The "edifice complex" — the race to build magnificent monuments while neglecting the strengthening of Jewish education, the keystone of the Jewish future — is an ever-present tension. Every community has limited resources and has to decide where to allocate its precious funds. Synagogues, the front lines in the preservation of Jewish life, often are the stepchildren of a community's largess. What community leaders often fail to recognize is that the synagogue, centered in education and Torah will endure, but monuments and idols of self-importance will crumble and fade.

A contemporary example — and an appalling one — is provided in Israel, where the tyranny of the fervently religious oligarchy results in the open attack against the institutions of liberal Jews. As Israel edges closer to a theocracy, a state ruled by religious fanatics, its democratic ideals will be subverted. The majority of worldwide Jewry will be excluded from Israel's previously inclusive environment as restrictive forms of ritual and practice are imposed on the entire population. It is a paradox that at the same time that worldwide Jewry continues to support Israel, precious few communal funds are being allocated to build liberal Judaism's synagogues and programs there.

Why should Jewish education be central to Jewish life? Jews are known as the "People of the Book." The Book, the centerpiece of Judaism, is so important that we decorate it with crowns of gold and silver, not to make it an object of worship, but to demonstrate that it is our holiest, most noble book. David Ben-Gurion said it best of all: "We have preserved the Book, and the Book has preserved us." He did not say that about any building or monument — it was simply our devotion to our crowned Book.
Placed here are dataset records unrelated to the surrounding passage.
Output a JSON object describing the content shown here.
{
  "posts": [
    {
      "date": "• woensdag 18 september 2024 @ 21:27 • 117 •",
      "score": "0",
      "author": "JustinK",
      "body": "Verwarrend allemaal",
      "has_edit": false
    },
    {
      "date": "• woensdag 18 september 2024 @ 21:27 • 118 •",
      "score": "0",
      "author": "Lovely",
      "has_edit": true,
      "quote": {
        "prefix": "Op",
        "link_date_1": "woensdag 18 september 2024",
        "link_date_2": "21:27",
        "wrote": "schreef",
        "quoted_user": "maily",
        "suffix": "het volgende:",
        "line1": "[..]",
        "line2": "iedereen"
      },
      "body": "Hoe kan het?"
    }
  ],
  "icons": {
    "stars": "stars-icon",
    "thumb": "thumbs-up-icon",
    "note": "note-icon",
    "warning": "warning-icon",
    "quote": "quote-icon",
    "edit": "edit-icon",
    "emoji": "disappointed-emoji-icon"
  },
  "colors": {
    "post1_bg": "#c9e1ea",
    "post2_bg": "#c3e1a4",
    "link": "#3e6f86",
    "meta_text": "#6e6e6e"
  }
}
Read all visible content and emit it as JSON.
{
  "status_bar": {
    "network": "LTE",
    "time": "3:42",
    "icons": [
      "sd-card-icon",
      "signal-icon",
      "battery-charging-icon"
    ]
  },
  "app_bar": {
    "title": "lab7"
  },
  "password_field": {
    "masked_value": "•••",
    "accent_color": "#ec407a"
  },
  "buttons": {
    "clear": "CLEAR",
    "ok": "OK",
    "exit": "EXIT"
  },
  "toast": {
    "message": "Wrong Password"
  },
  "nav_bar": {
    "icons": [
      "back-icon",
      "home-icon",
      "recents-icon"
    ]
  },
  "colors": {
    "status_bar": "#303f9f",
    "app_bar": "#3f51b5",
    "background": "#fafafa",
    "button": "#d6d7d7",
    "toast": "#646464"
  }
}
Legend reports that when Moses descended the mountain and saw the idol the Israelites had made and were worshipping, the letters on the tablets vanished. Without the letters, the tablets became unbearably heavy, and Moses was forced to drop them. This metaphor reminds us that when Jews devote communal wealth to concerns other than the love of the Torah and Jewish learning, then Judaism becomes too heavy a burden to carry and the secret of our survival vanishes.

The contrast between Moses holding the divinely inspired Tablets of the Law and the Israelites worshipping the work of their own hands is a powerful one. It should make Jews mindful that strengthening Jewish life by building temples of the heart and mind empowers Jews to seize hold of a rich tradition of learning.